Centro Hispano of Dane County (Centro Hispano), located in Madison, Wisconsin, was initially founded in 1983 to address the needs of Cuban immigrants settling in the Midwestern state.
Now, more than 30 years later, the UnidosUS Affiliate has helped immigrants from many countries build new lives and feel at home in Wisconsin. Having established such a strong presence in the community has helped the organization become known as Wisconsin’s “little Latin American country,” says Mariela Quesado Centeno, Director of Adult Programs at Centro Hispano.
A highlight of Centro Hispano’s services is its Caminos in Finance Program, which has been successful in helping community members find quality entry-level jobs in the financial services sector.
Caminos in Finance is a 10-week training program created with assistance from the UnidosUS Bilingual Bank Teller Training Curriculum. It teaches participants banking best practices, customer service expertise, financial protocols, interviewing and job search strategies, and other in-demand skills.
Additionally, participants go through personal finance classes and complete five hours of community service. Students graduate with stronger personal and professional skills, and ready to launch a career within the financial services sector.
Results have been impressive: the program has graduated 49 participants and counting since March 2016, 80% of whom found employment in the financial services sector or a related field. Graduates start earning on average $15.20 per hour, which represents an increase in wages of $4.95 per hour from their previous jobs.

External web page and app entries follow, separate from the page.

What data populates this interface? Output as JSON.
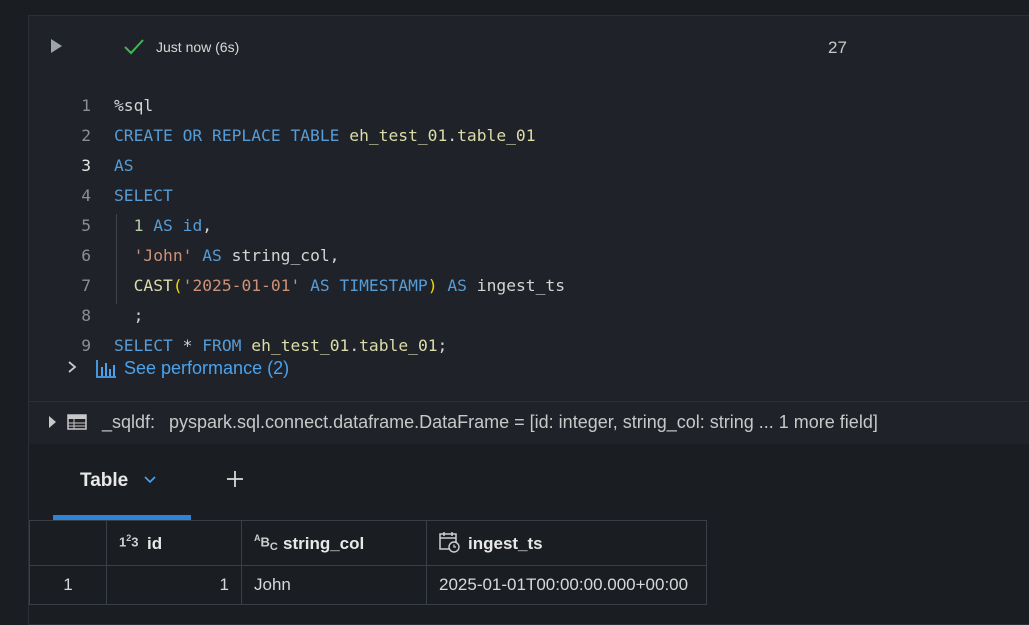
{
  "cell": {
    "status": "Just now (6s)",
    "number": "27"
  },
  "code_lines": [
    {
      "n": "1",
      "tokens": [
        {
          "c": "txt",
          "t": "%sql"
        }
      ]
    },
    {
      "n": "2",
      "tokens": [
        {
          "c": "kw",
          "t": "CREATE OR REPLACE TABLE "
        },
        {
          "c": "id",
          "t": "eh_test_01"
        },
        {
          "c": "txt",
          "t": "."
        },
        {
          "c": "id",
          "t": "table_01"
        }
      ]
    },
    {
      "n": "3",
      "active": true,
      "tokens": [
        {
          "c": "kw",
          "t": "AS"
        }
      ]
    },
    {
      "n": "4",
      "tokens": [
        {
          "c": "kw",
          "t": "SELECT"
        }
      ]
    },
    {
      "n": "5",
      "tokens": [
        {
          "c": "txt",
          "t": "  "
        },
        {
          "c": "num",
          "t": "1"
        },
        {
          "c": "txt",
          "t": " "
        },
        {
          "c": "kw",
          "t": "AS"
        },
        {
          "c": "txt",
          "t": " "
        },
        {
          "c": "kw",
          "t": "id"
        },
        {
          "c": "txt",
          "t": ","
        }
      ]
    },
    {
      "n": "6",
      "tokens": [
        {
          "c": "txt",
          "t": "  "
        },
        {
          "c": "str",
          "t": "'John'"
        },
        {
          "c": "txt",
          "t": " "
        },
        {
          "c": "kw",
          "t": "AS"
        },
        {
          "c": "txt",
          "t": " string_col,"
        }
      ]
    },
    {
      "n": "7",
      "tokens": [
        {
          "c": "txt",
          "t": "  "
        },
        {
          "c": "id",
          "t": "CAST"
        },
        {
          "c": "paren",
          "t": "("
        },
        {
          "c": "str",
          "t": "'2025-01-01'"
        },
        {
          "c": "txt",
          "t": " "
        },
        {
          "c": "kw",
          "t": "AS"
        },
        {
          "c": "txt",
          "t": " "
        },
        {
          "c": "kw",
          "t": "TIMESTAMP"
        },
        {
          "c": "paren",
          "t": ")"
        },
        {
          "c": "txt",
          "t": " "
        },
        {
          "c": "kw",
          "t": "AS"
        },
        {
          "c": "txt",
          "t": " ingest_ts"
        }
      ]
    },
    {
      "n": "8",
      "tokens": [
        {
          "c": "txt",
          "t": "  ;"
        }
      ]
    },
    {
      "n": "9",
      "tokens": [
        {
          "c": "kw",
          "t": "SELECT"
        },
        {
          "c": "txt",
          "t": " * "
        },
        {
          "c": "kw",
          "t": "FROM"
        },
        {
          "c": "txt",
          "t": " "
        },
        {
          "c": "id",
          "t": "eh_test_01"
        },
        {
          "c": "txt",
          "t": "."
        },
        {
          "c": "id",
          "t": "table_01"
        },
        {
          "c": "txt",
          "t": ";"
        }
      ]
    }
  ],
  "performance": {
    "label": "See performance (2)"
  },
  "dataframe": {
    "name": "_sqldf:",
    "type": "pyspark.sql.connect.dataframe.DataFrame = [id: integer, string_col: string ... 1 more field]"
  },
  "results": {
    "tab_label": "Table",
    "columns": [
      {
        "icon": "1²3",
        "label": "id"
      },
      {
        "icon": "ᴬBc",
        "label": "string_col"
      },
      {
        "icon": "cal",
        "label": "ingest_ts"
      }
    ],
    "rows": [
      {
        "index": "1",
        "id": "1",
        "string_col": "John",
        "ingest_ts": "2025-01-01T00:00:00.000+00:00"
      }
    ]
  },
  "colors": {
    "accent": "#2f82d6",
    "link": "#4aa3ef",
    "success": "#3fb950"
  }
}
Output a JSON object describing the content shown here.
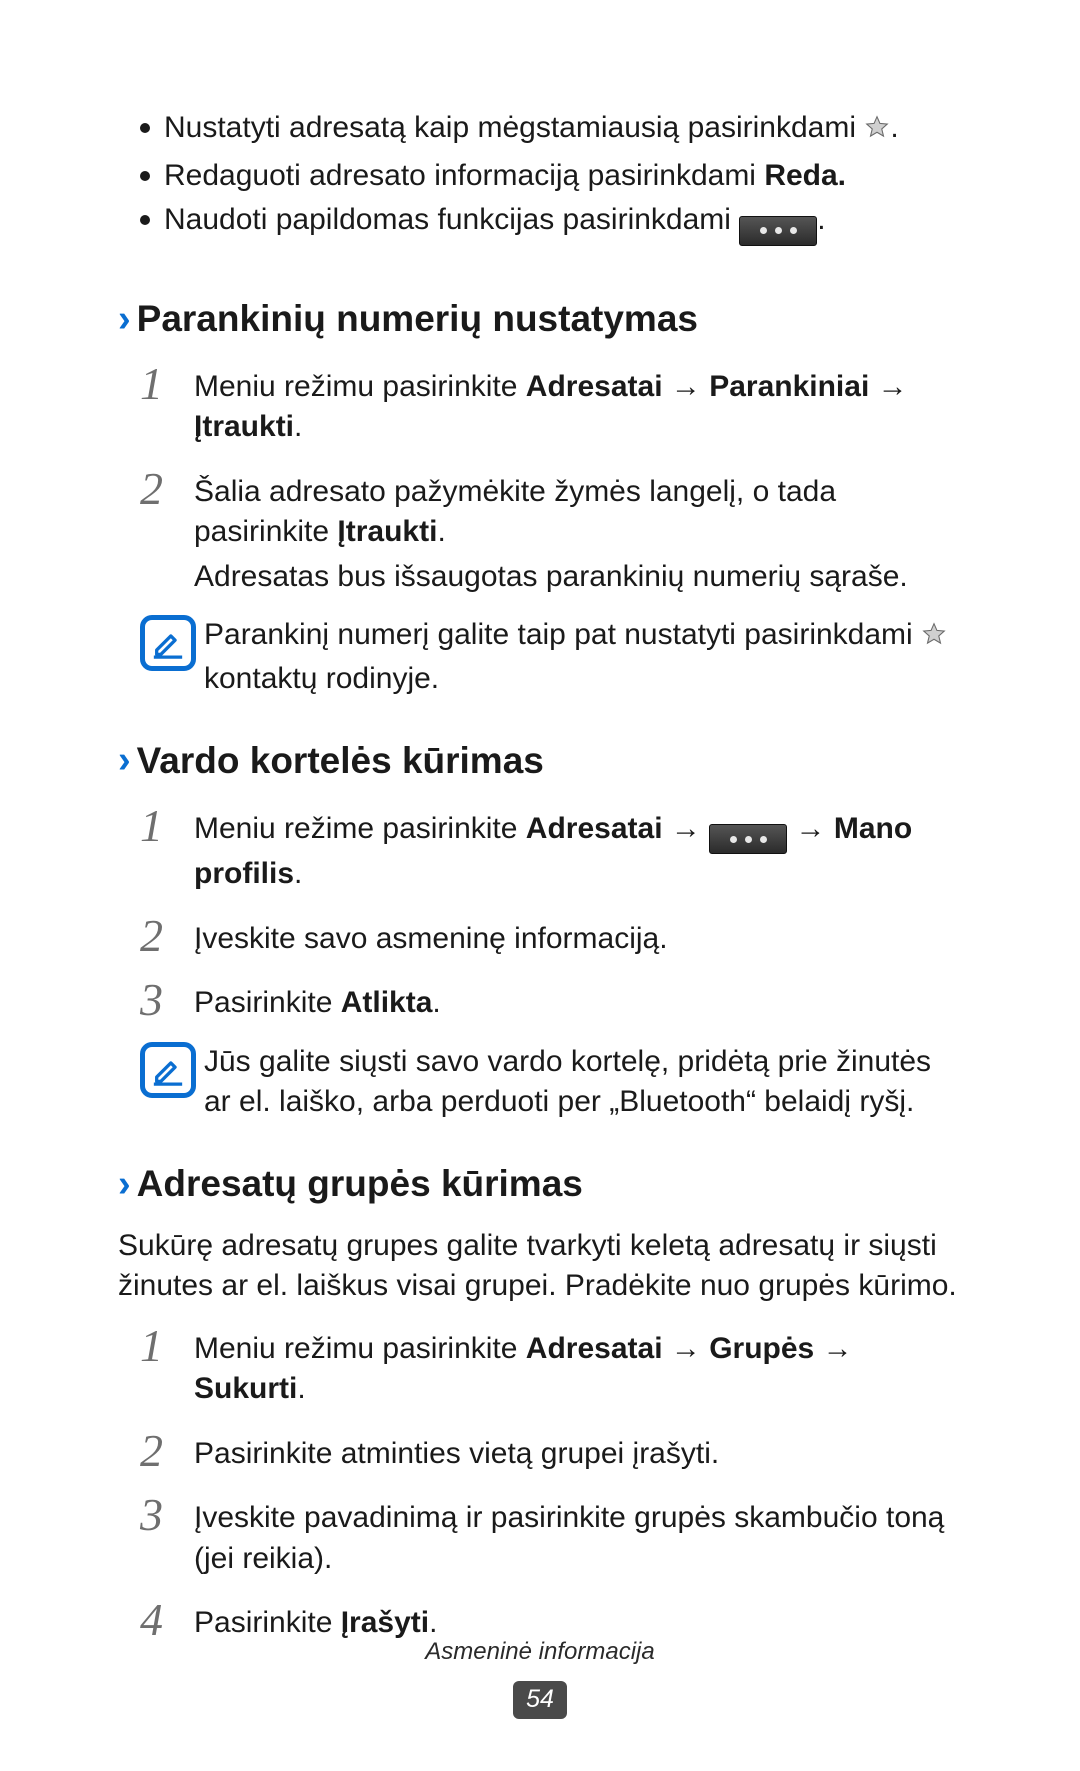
{
  "top_bullets": [
    {
      "pre": "Nustatyti adresatą kaip mėgstamiausią pasirinkdami ",
      "after": ".",
      "has_star": true
    },
    {
      "pre": "Redaguoti adresato informaciją pasirinkdami ",
      "bold": "Reda."
    },
    {
      "pre": "Naudoti papildomas funkcijas pasirinkdami ",
      "after": ".",
      "has_dots": true
    }
  ],
  "sections": [
    {
      "title": "Parankinių numerių nustatymas",
      "steps": [
        {
          "num": "1",
          "parts": [
            {
              "t": "Meniu režimu pasirinkite "
            },
            {
              "t": "Adresatai",
              "b": true
            },
            {
              "t": " → ",
              "arrow": true
            },
            {
              "t": "Parankiniai",
              "b": true
            },
            {
              "t": " → ",
              "arrow": true
            },
            {
              "t": "Įtraukti",
              "b": true
            },
            {
              "t": "."
            }
          ]
        },
        {
          "num": "2",
          "parts": [
            {
              "t": "Šalia adresato pažymėkite žymės langelį, o tada pasirinkite "
            },
            {
              "t": "Įtraukti",
              "b": true
            },
            {
              "t": "."
            }
          ],
          "extra": "Adresatas bus išsaugotas parankinių numerių sąraše."
        }
      ],
      "note": {
        "pre": "Parankinį numerį galite taip pat nustatyti pasirinkdami ",
        "has_star": true,
        "after": " kontaktų rodinyje."
      }
    },
    {
      "title": "Vardo kortelės kūrimas",
      "steps": [
        {
          "num": "1",
          "parts": [
            {
              "t": "Meniu režime pasirinkite "
            },
            {
              "t": "Adresatai",
              "b": true
            },
            {
              "t": " → ",
              "arrow": true
            },
            {
              "dots": true
            },
            {
              "t": " → ",
              "arrow": true
            },
            {
              "t": "Mano profilis",
              "b": true
            },
            {
              "t": "."
            }
          ]
        },
        {
          "num": "2",
          "parts": [
            {
              "t": "Įveskite savo asmeninę informaciją."
            }
          ]
        },
        {
          "num": "3",
          "parts": [
            {
              "t": "Pasirinkite "
            },
            {
              "t": "Atlikta",
              "b": true
            },
            {
              "t": "."
            }
          ]
        }
      ],
      "note": {
        "pre": "Jūs galite siųsti savo vardo kortelę, pridėtą prie žinutės ar el. laiško, arba perduoti per „Bluetooth“ belaidį ryšį."
      }
    },
    {
      "title": "Adresatų grupės kūrimas",
      "intro": "Sukūrę adresatų grupes galite tvarkyti keletą adresatų ir siųsti žinutes ar el. laiškus visai grupei. Pradėkite nuo grupės kūrimo.",
      "steps": [
        {
          "num": "1",
          "parts": [
            {
              "t": "Meniu režimu pasirinkite "
            },
            {
              "t": "Adresatai",
              "b": true
            },
            {
              "t": " → ",
              "arrow": true
            },
            {
              "t": "Grupės",
              "b": true
            },
            {
              "t": " → ",
              "arrow": true
            },
            {
              "t": "Sukurti",
              "b": true
            },
            {
              "t": "."
            }
          ]
        },
        {
          "num": "2",
          "parts": [
            {
              "t": "Pasirinkite atminties vietą grupei įrašyti."
            }
          ]
        },
        {
          "num": "3",
          "parts": [
            {
              "t": "Įveskite pavadinimą ir pasirinkite grupės skambučio toną (jei reikia)."
            }
          ]
        },
        {
          "num": "4",
          "parts": [
            {
              "t": "Pasirinkite "
            },
            {
              "t": "Įrašyti",
              "b": true
            },
            {
              "t": "."
            }
          ]
        }
      ]
    }
  ],
  "footer": {
    "title": "Asmeninė informacija",
    "page": "54"
  }
}
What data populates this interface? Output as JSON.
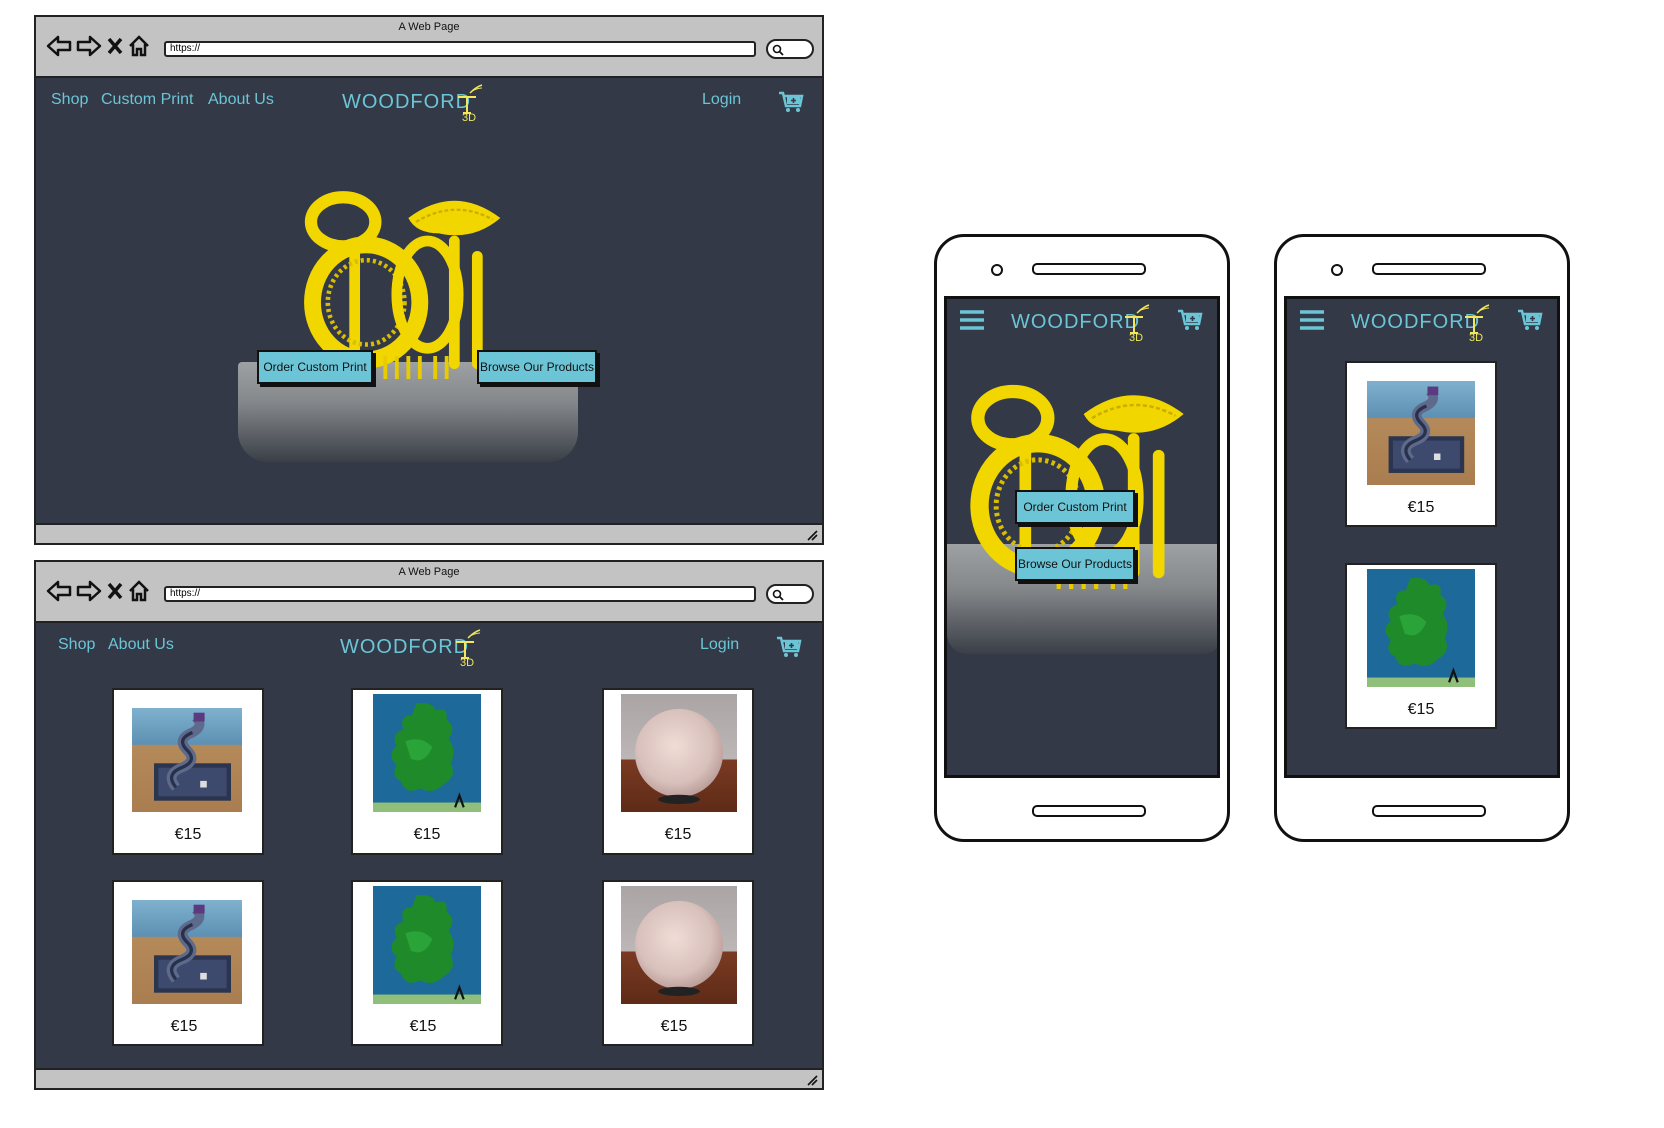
{
  "browser": {
    "window_title": "A Web Page",
    "url": "https://"
  },
  "brand": {
    "logo_text": "WOODFORD",
    "logo_badge": "3D"
  },
  "home_page": {
    "nav": {
      "shop": "Shop",
      "custom_print": "Custom Print",
      "about_us": "About Us",
      "login": "Login"
    },
    "hero": {
      "order_button": "Order Custom Print",
      "browse_button": "Browse Our Products"
    }
  },
  "shop_page": {
    "nav": {
      "shop": "Shop",
      "about_us": "About Us",
      "login": "Login"
    },
    "products": [
      {
        "photo": "marble-run-spiral",
        "price": "€15"
      },
      {
        "photo": "ireland-map-relief",
        "price": "€15"
      },
      {
        "photo": "moon-lamp-sphere",
        "price": "€15"
      },
      {
        "photo": "marble-run-spiral",
        "price": "€15"
      },
      {
        "photo": "ireland-map-relief",
        "price": "€15"
      },
      {
        "photo": "moon-lamp-sphere",
        "price": "€15"
      }
    ]
  },
  "mobile_home": {
    "hero": {
      "order_button": "Order Custom Print",
      "browse_button": "Browse Our Products"
    }
  },
  "mobile_shop": {
    "products": [
      {
        "photo": "marble-run-spiral",
        "price": "€15"
      },
      {
        "photo": "ireland-map-relief",
        "price": "€15"
      }
    ]
  },
  "colors": {
    "accent": "#6cc5d6",
    "page_bg": "#333946",
    "chrome": "#c3c3c3",
    "yellow_print": "#f2d600"
  },
  "icons": [
    "back-arrow-icon",
    "forward-arrow-icon",
    "close-icon",
    "home-icon",
    "search-icon",
    "cart-icon",
    "hamburger-menu-icon",
    "resize-grip-icon"
  ]
}
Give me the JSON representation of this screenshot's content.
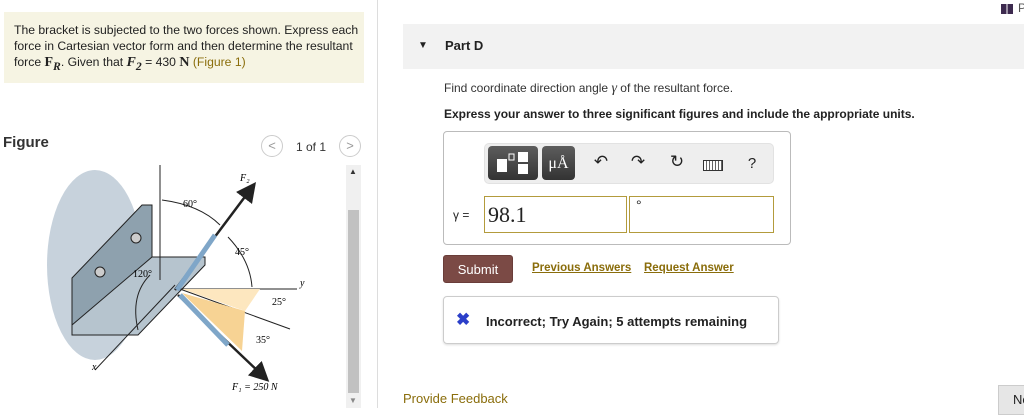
{
  "problem": {
    "text_1": "The bracket is subjected to the two forces shown. Express each force in Cartesian vector form and then determine the resultant force ",
    "fr": "F",
    "fr_sub": "R",
    "text_2": ". Given that ",
    "f2": "F",
    "f2_sub": "2",
    "text_3": " = 430 ",
    "unit": "N",
    "figure_link": "(Figure 1)"
  },
  "figure": {
    "heading": "Figure",
    "pager": "1 of 1",
    "prev": "<",
    "next": ">",
    "labels": {
      "f2": "F₂",
      "f1": "F₁ = 250 N",
      "a60": "60°",
      "a45": "45°",
      "a120": "120°",
      "a25": "25°",
      "a35": "35°",
      "x": "x",
      "y": "y"
    }
  },
  "header": {
    "top_right_text": "P"
  },
  "part": {
    "title": "Part D"
  },
  "question": {
    "text_1": "Find coordinate direction angle ",
    "symbol": "γ",
    "text_2": " of the resultant force.",
    "instructions": "Express your answer to three significant figures and include the appropriate units."
  },
  "answer": {
    "toolbar": {
      "units": "μÅ",
      "help": "?"
    },
    "label": "γ =",
    "value": "98.1",
    "unit": "°"
  },
  "actions": {
    "submit": "Submit",
    "previous_answers": "Previous Answers",
    "request_answer": "Request Answer"
  },
  "feedback": {
    "icon": "✖",
    "message": "Incorrect; Try Again; 5 attempts remaining"
  },
  "footer": {
    "provide_feedback": "Provide Feedback",
    "next": "Ne"
  },
  "colors": {
    "submit": "#7b4a45",
    "link": "#8a6d0b",
    "incorrect_icon": "#2b3fc9",
    "problem_bg": "#f6f4e3"
  }
}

In total, the program has generated close to $500,000 per year in wage increases for participants.
The idea for Caminos in Finance came from Scott López, Vice President of Human Resources & Organizational Development at Centro Hispano, who wanted to create a career program to address the need for diversity in the financial services sector in Wisconsin’s second most populated city.
In 2016, he began to design Caminos in Finance using the UnidosUS Bilingual Bank Teller Training Curriculum and consulted with local banks that already had relationships with Centro Hispano. The program had three goals: train future employees, build up a diverse workforce, and let participants earn college credits from their training and work with local credit unions.
Through this new program, Centro Hispano forged strong relationships with employers to help them create a more diverse and inclusive workplace. In turn, employers support the program financially, donate equipment (like bank teller stations), conduct mock interviews, teach classes, and provide input so that the program remains relevant to market needs.
Employer partners also have made their workplaces more welcoming to new diverse staff, including through mentorship opportunities and affinity groups for new hires. These efforts are bridging the cultural divide (between the employers and participants), instilled greater confidence in participants transitioning to the workforce, and helped them find success in their new jobs.
The successful partnerships between Centro Hispano and committed employers have changed lives. One student, Jose*, was earning minimum wage working as a parking valet when he learned about the program from a community partner. He was eager to find a job that would pay more and lead to a fulfilling career and felt that this was a great opportunity.
Although he had a longstanding passion for finance, he had faced some barriers to education and employment that prevented him from turning this passion into a career. The Caminos in Finance program provided Jose a supportive environment that allowed him to channel his interests and within weeks gain in-demand skills he could use to start a new career.
Upon graduation, Jose’s new skills and outgoing personality led him to acquire a job as a Universal Banker at Summit Credit Union. With support from Centro Hispano, he is now on a career path that he is passionate about and that will lead to long-term economic advancement.
Participant success stories like Jose’s are a testament to the program’s success, and they have encouraged Centro Hispano to expand the program. As they serve their seventh class of students, staff continue to set high goals: strengthen partnerships and funding, increase the number of program graduates, and develop mentoring opportunities between program graduates and current students.
To learn more about Centro Hispano, visit their website here.
MORE FROM UnidosUS AFFILIATES